"You Can Be an Advocate," - Kimia Pourshadi ('20, B.A. English Language and Literature)
“To be an advocate is to be a supporter and a mentor, it is to show empathy and resilience, and it is to provide opportunity and education.”
Ever since a young age, Kimia knew that representation would be a critical part of her future. As a middle eastern woman growing up in a small town, she didn’t always have a person that looked like her. Navigating the ambiguity of identity became a defining factor in her every day and soon shaped her experience at Bentley University.
With a passion for literature, Kimia came to college to pursue an English major and law minor while still getting a strong exposure to business fundamentals through the Bentley curriculum. Over the past four years she has been heavily involved in the campus community and trailblazed a unique path. She is a manager at the Valente Research Center for Arts and Sciences, member of the Falcon Society, Student Director at the Writing Center, Resident Assistant, Honors Council Treasurer, and Coming Full Circle member. Through each involvement and leadership experience, Kimia has created a platform and lens for advocacy and representation.
As a female, minority, and first-generation college student, Kimia recognized that representation is incredibly powerful for students. On the other side of the same token, she couldn’t find people in her personal life that were this advocate, this voice, this role model to represent her.

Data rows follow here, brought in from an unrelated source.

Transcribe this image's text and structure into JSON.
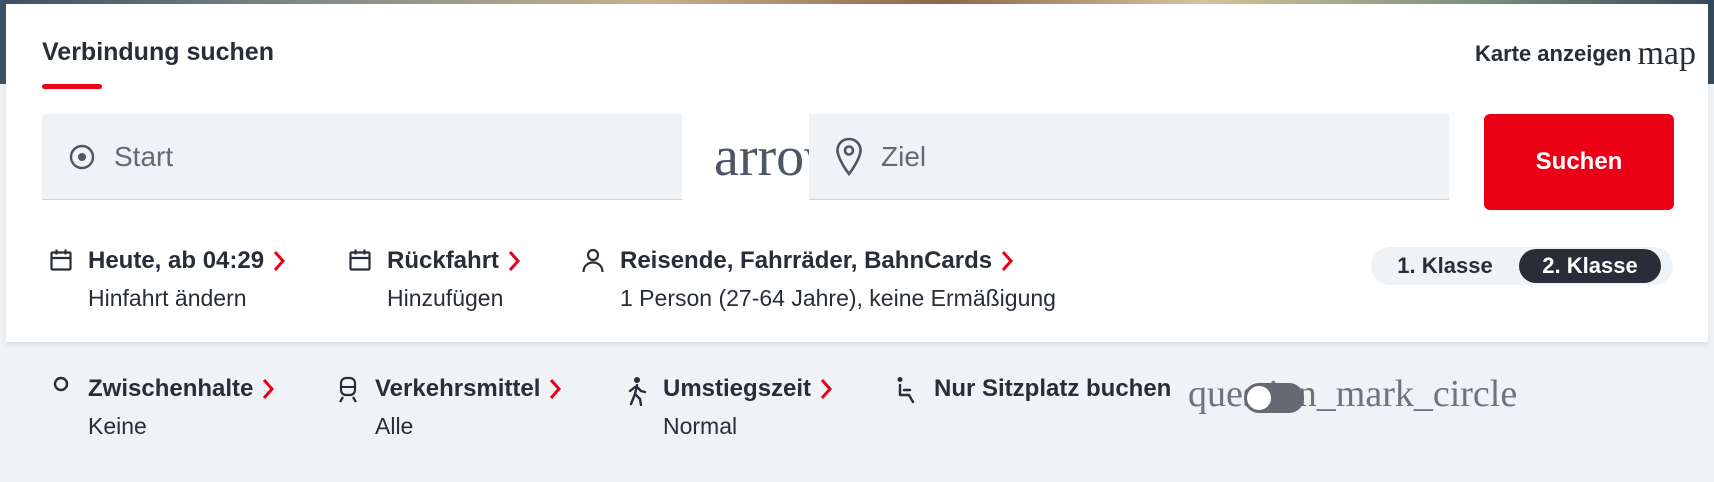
{
  "header": {
    "title": "Verbindung suchen",
    "map_link_label": "Karte anzeigen",
    "map_icon_text": "map"
  },
  "search": {
    "start_placeholder": "Start",
    "swap_icon_text": "arrow",
    "ziel_placeholder": "Ziel",
    "button_label": "Suchen"
  },
  "options": {
    "outbound": {
      "title": "Heute, ab 04:29",
      "sub": "Hinfahrt ändern",
      "icon": "calendar-icon"
    },
    "return": {
      "title": "Rückfahrt",
      "sub": "Hinzufügen",
      "icon": "calendar-icon"
    },
    "travellers": {
      "title": "Reisende, Fahrräder, BahnCards",
      "sub": "1 Person (27-64 Jahre), keine Ermäßigung",
      "icon": "person-icon"
    }
  },
  "travel_class": {
    "first": "1. Klasse",
    "second": "2. Klasse",
    "selected": "second"
  },
  "more_options": {
    "stops": {
      "title": "Zwischenhalte",
      "sub": "Keine",
      "icon": "stop-icon"
    },
    "transport": {
      "title": "Verkehrsmittel",
      "sub": "Alle",
      "icon": "train-icon"
    },
    "transfer": {
      "title": "Umstiegszeit",
      "sub": "Normal",
      "icon": "walking-icon"
    },
    "seat_only": {
      "title": "Nur Sitzplatz buchen",
      "icon": "seat-icon",
      "help_icon_text": "question_mark_circle",
      "toggle_on": false
    }
  },
  "colors": {
    "accent": "#ec0016",
    "text": "#282d37",
    "field_bg": "#f0f3f5",
    "selected_class_bg": "#282d37"
  }
}
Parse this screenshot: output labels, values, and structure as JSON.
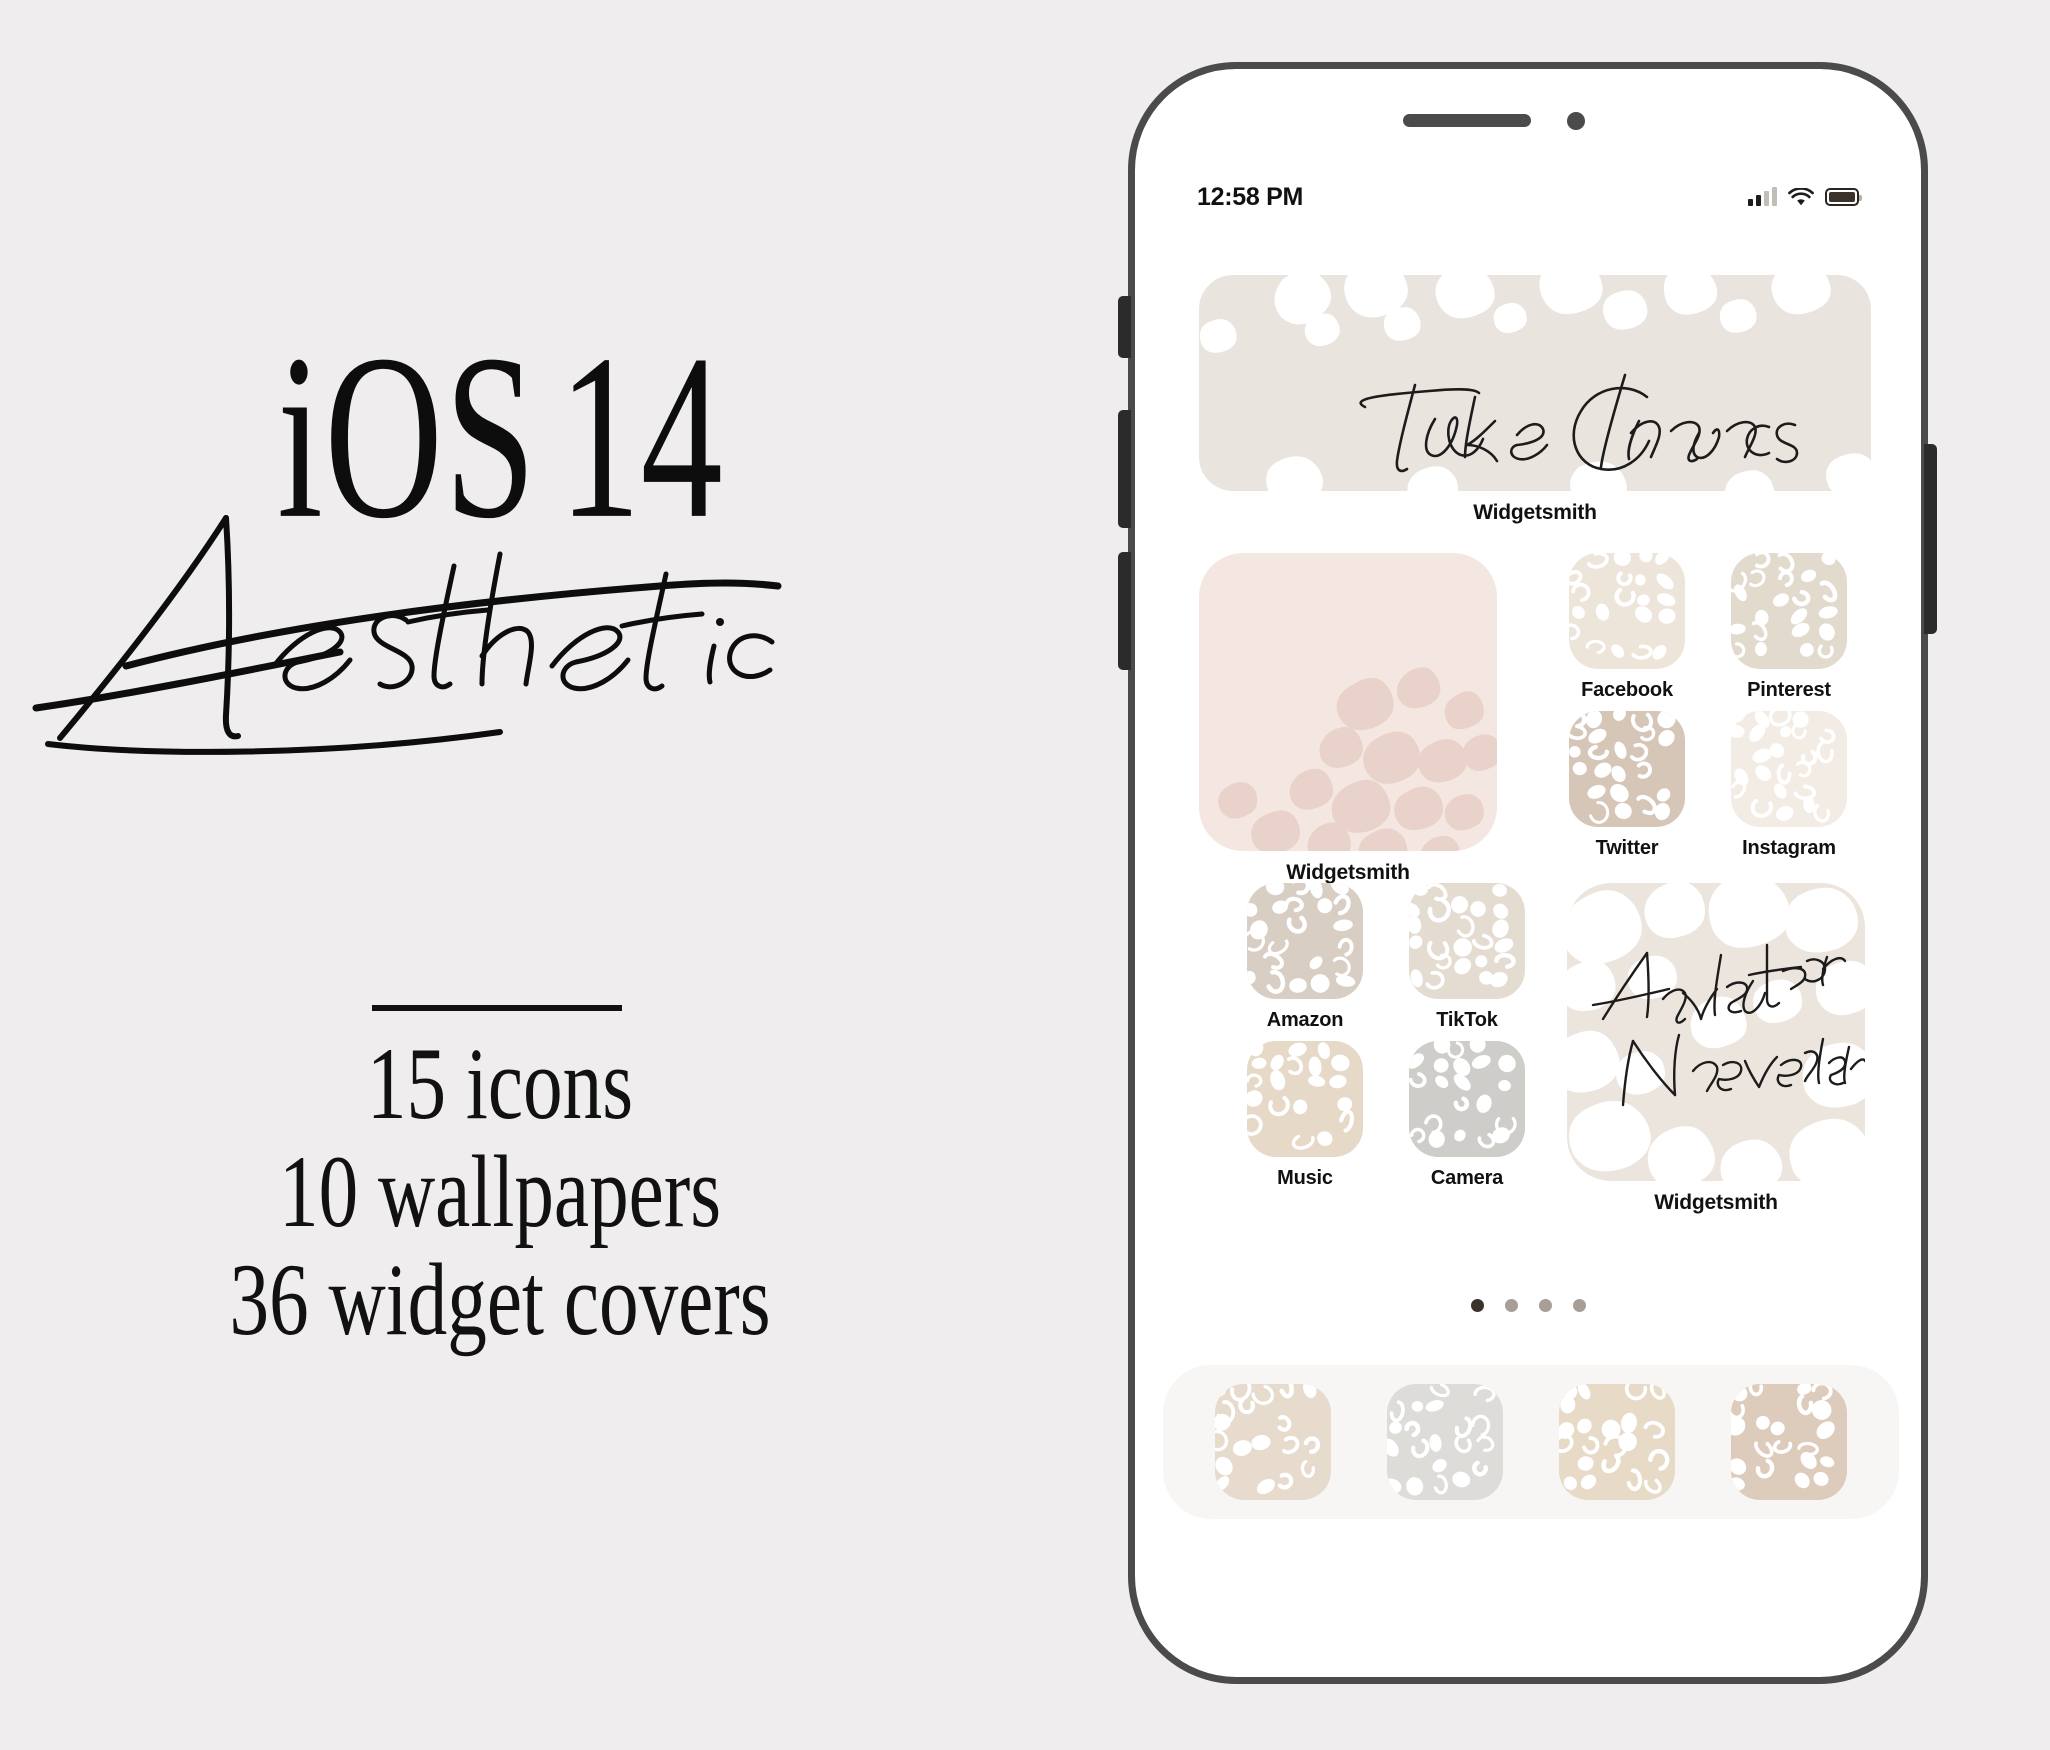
{
  "promo": {
    "title_main": "iOS",
    "title_version": "14",
    "script_word": "Aesthetic",
    "features": [
      "15 icons",
      "10 wallpapers",
      "36 widget covers"
    ]
  },
  "phone": {
    "status_bar": {
      "time": "12:58 PM",
      "cellular_icon": "cellular-bars-icon",
      "wifi_icon": "wifi-icon",
      "battery_icon": "battery-icon"
    },
    "hardware": {
      "speaker_icon": "speaker-grille-icon",
      "camera_icon": "front-camera-icon",
      "mute_switch": "mute-switch",
      "volume_up": "volume-up-button",
      "volume_down": "volume-down-button",
      "power": "power-button"
    },
    "widgets": {
      "top": {
        "label": "Widgetsmith",
        "quote": "Take Chances",
        "bg": "#eae4de",
        "spot_color": "#ffffff"
      },
      "mid_left": {
        "label": "Widgetsmith",
        "bg": "#f4e6e0",
        "spot_color": "#e8d2c9"
      },
      "bottom_right": {
        "label": "Widgetsmith",
        "quote_line1": "Always forward",
        "quote_line2": "Never back",
        "bg": "#ece5de",
        "spot_color": "#ffffff"
      }
    },
    "apps": [
      {
        "label": "Facebook",
        "bg": "#eee5da",
        "spot_color": "#ffffff"
      },
      {
        "label": "Pinterest",
        "bg": "#e3dace",
        "spot_color": "#ffffff"
      },
      {
        "label": "Twitter",
        "bg": "#d6c6b8",
        "spot_color": "#ffffff"
      },
      {
        "label": "Instagram",
        "bg": "#f2ece4",
        "spot_color": "#ffffff"
      },
      {
        "label": "Amazon",
        "bg": "#d8cec3",
        "spot_color": "#ffffff"
      },
      {
        "label": "TikTok",
        "bg": "#e4dcd1",
        "spot_color": "#ffffff"
      },
      {
        "label": "Music",
        "bg": "#e6d9c8",
        "spot_color": "#ffffff"
      },
      {
        "label": "Camera",
        "bg": "#cfcdc9",
        "spot_color": "#ffffff"
      }
    ],
    "dock": [
      {
        "name": "dock-app-1",
        "bg": "#e6dbcd",
        "spot_color": "#ffffff"
      },
      {
        "name": "dock-app-2",
        "bg": "#dedcd9",
        "spot_color": "#ffffff"
      },
      {
        "name": "dock-app-3",
        "bg": "#e7dac7",
        "spot_color": "#ffffff"
      },
      {
        "name": "dock-app-4",
        "bg": "#ddcbbc",
        "spot_color": "#ffffff"
      }
    ],
    "page_dots": {
      "count": 4,
      "active_index": 0
    }
  },
  "colors": {
    "background": "#efeded",
    "ink": "#111111",
    "phone_frame": "#4b4b4b",
    "dock_bg": "#f7f6f5",
    "dot_active": "#3a332c",
    "dot_inactive": "#a79e95"
  }
}
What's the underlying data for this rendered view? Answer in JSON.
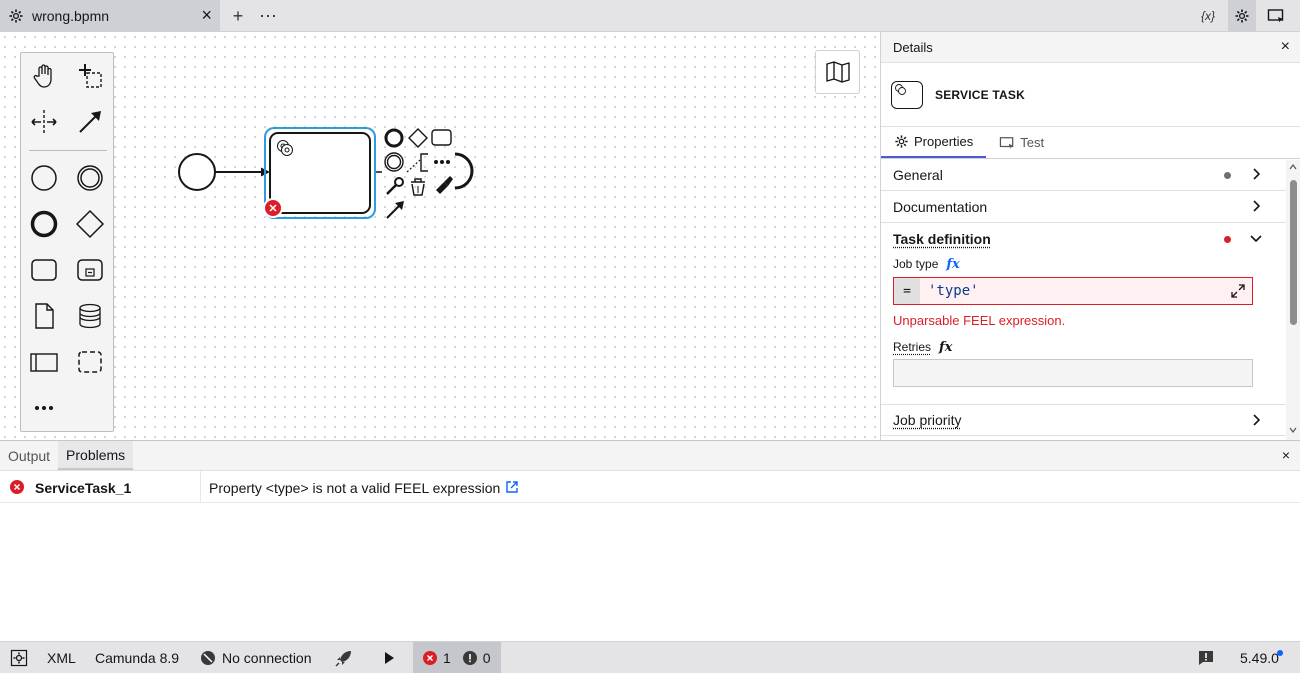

In the fall of 2018, Kimia participated in a retreat with Coming Full Circle, the woman’s dialogue group for the Multicultural Center, where she heard other female narratives from all different backgrounds and diversities. She notes that “not only did this experience allow me to personally grow and find comfort in vulnerability but it also shed light on the importance of being an ally while also an advocate.” Kimia further explores advocacy at Bentley through her role in The Valente Center as the Research Manager. Is this a quote? “Research is the opportunity to continue a narrative that is rooted in passion and experiences for each individual.” She recalls that her first research project was focused on representation of identity through Iranian film and its influence on modern-day perception. Now as the manager, she helps others develop published work that elicits underlying notions that they want to represent and advocate for, even if they didn’t know it at first.
“Research offers a piece of education allowing one to decrease ignorance on a topic and encourage a sense of curiosity, foster change, and create an open dialogue. Research is advocacy just written down.”
It’s important to be an advocate wherever you see necessary on campus. From your student organizations to your dorm halls to even in your classrooms. Kimia goes on to say “if you see something, say something” by simply creating a dialogue and opening a conversation around the topic you are offering the opportunity to stand up for what you believe in. The power of your voice should never be underestimated or underrepresented.
This is a core element to the way she operates and encourages others to do the same because “An act of injustice anywhere is a threat to justice everywhere.”
-Martin Luther King Jr
With future professional pursuits at the top of mind, Kimia hopes to continue this thread of advocacy into the legal field after graduation. Keeping this virtue at the backbone of her next steps to find a passion intersects business, policy, and law. She notes that these values can be translated into the framework of law especially within immigration and civil rights law to provide opportunities for underprivileged and underrepresented individuals.
“I learned to be an advocate for others by learning to first be an advocate for myself.”